Retype all the data word for word.
Content starts
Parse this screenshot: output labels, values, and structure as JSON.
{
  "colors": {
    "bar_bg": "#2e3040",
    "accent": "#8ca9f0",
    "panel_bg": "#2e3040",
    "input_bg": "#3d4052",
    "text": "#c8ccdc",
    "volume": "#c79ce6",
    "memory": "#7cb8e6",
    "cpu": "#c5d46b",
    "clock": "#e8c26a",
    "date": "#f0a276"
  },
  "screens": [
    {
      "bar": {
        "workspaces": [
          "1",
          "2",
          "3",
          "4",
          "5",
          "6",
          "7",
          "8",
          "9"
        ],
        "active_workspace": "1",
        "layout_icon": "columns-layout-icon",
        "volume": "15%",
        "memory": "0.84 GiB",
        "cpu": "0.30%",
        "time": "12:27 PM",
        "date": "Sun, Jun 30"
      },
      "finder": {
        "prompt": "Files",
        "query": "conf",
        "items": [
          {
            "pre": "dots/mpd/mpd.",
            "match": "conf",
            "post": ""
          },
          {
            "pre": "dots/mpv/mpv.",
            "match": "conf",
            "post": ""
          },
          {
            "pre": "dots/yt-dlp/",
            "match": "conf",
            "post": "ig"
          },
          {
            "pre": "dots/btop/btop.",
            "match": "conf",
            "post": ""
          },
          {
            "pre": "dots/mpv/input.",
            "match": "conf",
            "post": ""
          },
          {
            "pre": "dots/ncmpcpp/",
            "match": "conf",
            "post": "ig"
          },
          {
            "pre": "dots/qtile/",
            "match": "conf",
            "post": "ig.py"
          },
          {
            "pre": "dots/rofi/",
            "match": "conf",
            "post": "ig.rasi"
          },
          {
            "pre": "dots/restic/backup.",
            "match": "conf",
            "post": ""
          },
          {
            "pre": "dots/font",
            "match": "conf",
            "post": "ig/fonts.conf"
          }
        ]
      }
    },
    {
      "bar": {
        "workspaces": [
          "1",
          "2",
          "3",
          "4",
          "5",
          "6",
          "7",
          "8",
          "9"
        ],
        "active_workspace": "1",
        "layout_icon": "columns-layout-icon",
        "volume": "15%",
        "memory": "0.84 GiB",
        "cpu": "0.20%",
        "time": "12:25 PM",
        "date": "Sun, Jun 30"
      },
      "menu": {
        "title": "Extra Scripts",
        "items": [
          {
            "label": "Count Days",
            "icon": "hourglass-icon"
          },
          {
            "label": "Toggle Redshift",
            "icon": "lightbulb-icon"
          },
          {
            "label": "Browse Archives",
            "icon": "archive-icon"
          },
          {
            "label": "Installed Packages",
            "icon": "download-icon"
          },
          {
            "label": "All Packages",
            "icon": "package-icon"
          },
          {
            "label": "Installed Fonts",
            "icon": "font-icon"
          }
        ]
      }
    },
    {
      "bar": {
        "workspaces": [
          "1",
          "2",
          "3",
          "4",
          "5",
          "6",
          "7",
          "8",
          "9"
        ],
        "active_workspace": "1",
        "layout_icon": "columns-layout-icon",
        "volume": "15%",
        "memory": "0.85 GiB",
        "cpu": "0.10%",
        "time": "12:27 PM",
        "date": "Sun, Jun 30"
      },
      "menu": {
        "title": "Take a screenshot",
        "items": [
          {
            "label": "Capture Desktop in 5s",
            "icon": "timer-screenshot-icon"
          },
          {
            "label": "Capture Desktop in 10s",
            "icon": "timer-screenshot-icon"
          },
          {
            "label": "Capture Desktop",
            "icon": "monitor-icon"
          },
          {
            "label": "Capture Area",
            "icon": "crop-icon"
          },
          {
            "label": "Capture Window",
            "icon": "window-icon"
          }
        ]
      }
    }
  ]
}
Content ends
=== EXERCISE SOLUTION ===
Parse this screenshot: output labels, values, and structure as JSON.
{
  "colors": {
    "bar_bg": "#2e3040",
    "accent": "#8ca9f0",
    "panel_bg": "#2e3040",
    "input_bg": "#3d4052",
    "text": "#c8ccdc",
    "volume": "#c79ce6",
    "memory": "#7cb8e6",
    "cpu": "#c5d46b",
    "clock": "#e8c26a",
    "date": "#f0a276"
  },
  "screens": [
    {
      "bar": {
        "workspaces": [
          "1",
          "2",
          "3",
          "4",
          "5",
          "6",
          "7",
          "8",
          "9"
        ],
        "active_workspace": "1",
        "layout_icon": "columns-layout-icon",
        "volume": "15%",
        "memory": "0.84 GiB",
        "cpu": "0.30%",
        "time": "12:27 PM",
        "date": "Sun, Jun 30"
      },
      "finder": {
        "prompt": "Files",
        "query": "conf",
        "items": [
          {
            "pre": "dots/mpd/mpd.",
            "match": "conf",
            "post": ""
          },
          {
            "pre": "dots/mpv/mpv.",
            "match": "conf",
            "post": ""
          },
          {
            "pre": "dots/yt-dlp/",
            "match": "conf",
            "post": "ig"
          },
          {
            "pre": "dots/btop/btop.",
            "match": "conf",
            "post": ""
          },
          {
            "pre": "dots/mpv/input.",
            "match": "conf",
            "post": ""
          },
          {
            "pre": "dots/ncmpcpp/",
            "match": "conf",
            "post": "ig"
          },
          {
            "pre": "dots/qtile/",
            "match": "conf",
            "post": "ig.py"
          },
          {
            "pre": "dots/rofi/",
            "match": "conf",
            "post": "ig.rasi"
          },
          {
            "pre": "dots/restic/backup.",
            "match": "conf",
            "post": ""
          },
          {
            "pre": "dots/font",
            "match": "conf",
            "post": "ig/fonts.conf"
          }
        ]
      }
    },
    {
      "bar": {
        "workspaces": [
          "1",
          "2",
          "3",
          "4",
          "5",
          "6",
          "7",
          "8",
          "9"
        ],
        "active_workspace": "1",
        "layout_icon": "columns-layout-icon",
        "volume": "15%",
        "memory": "0.84 GiB",
        "cpu": "0.20%",
        "time": "12:25 PM",
        "date": "Sun, Jun 30"
      },
      "menu": {
        "title": "Extra Scripts",
        "items": [
          {
            "label": "Count Days",
            "icon": "hourglass-icon"
          },
          {
            "label": "Toggle Redshift",
            "icon": "lightbulb-icon"
          },
          {
            "label": "Browse Archives",
            "icon": "archive-icon"
          },
          {
            "label": "Installed Packages",
            "icon": "download-icon"
          },
          {
            "label": "All Packages",
            "icon": "package-icon"
          },
          {
            "label": "Installed Fonts",
            "icon": "font-icon"
          }
        ]
      }
    },
    {
      "bar": {
        "workspaces": [
          "1",
          "2",
          "3",
          "4",
          "5",
          "6",
          "7",
          "8",
          "9"
        ],
        "active_workspace": "1",
        "layout_icon": "columns-layout-icon",
        "volume": "15%",
        "memory": "0.85 GiB",
        "cpu": "0.10%",
        "time": "12:27 PM",
        "date": "Sun, Jun 30"
      },
      "menu": {
        "title": "Take a screenshot",
        "items": [
          {
            "label": "Capture Desktop in 5s",
            "icon": "timer-screenshot-icon"
          },
          {
            "label": "Capture Desktop in 10s",
            "icon": "timer-screenshot-icon"
          },
          {
            "label": "Capture Desktop",
            "icon": "monitor-icon"
          },
          {
            "label": "Capture Area",
            "icon": "crop-icon"
          },
          {
            "label": "Capture Window",
            "icon": "window-icon"
          }
        ]
      }
    }
  ]
}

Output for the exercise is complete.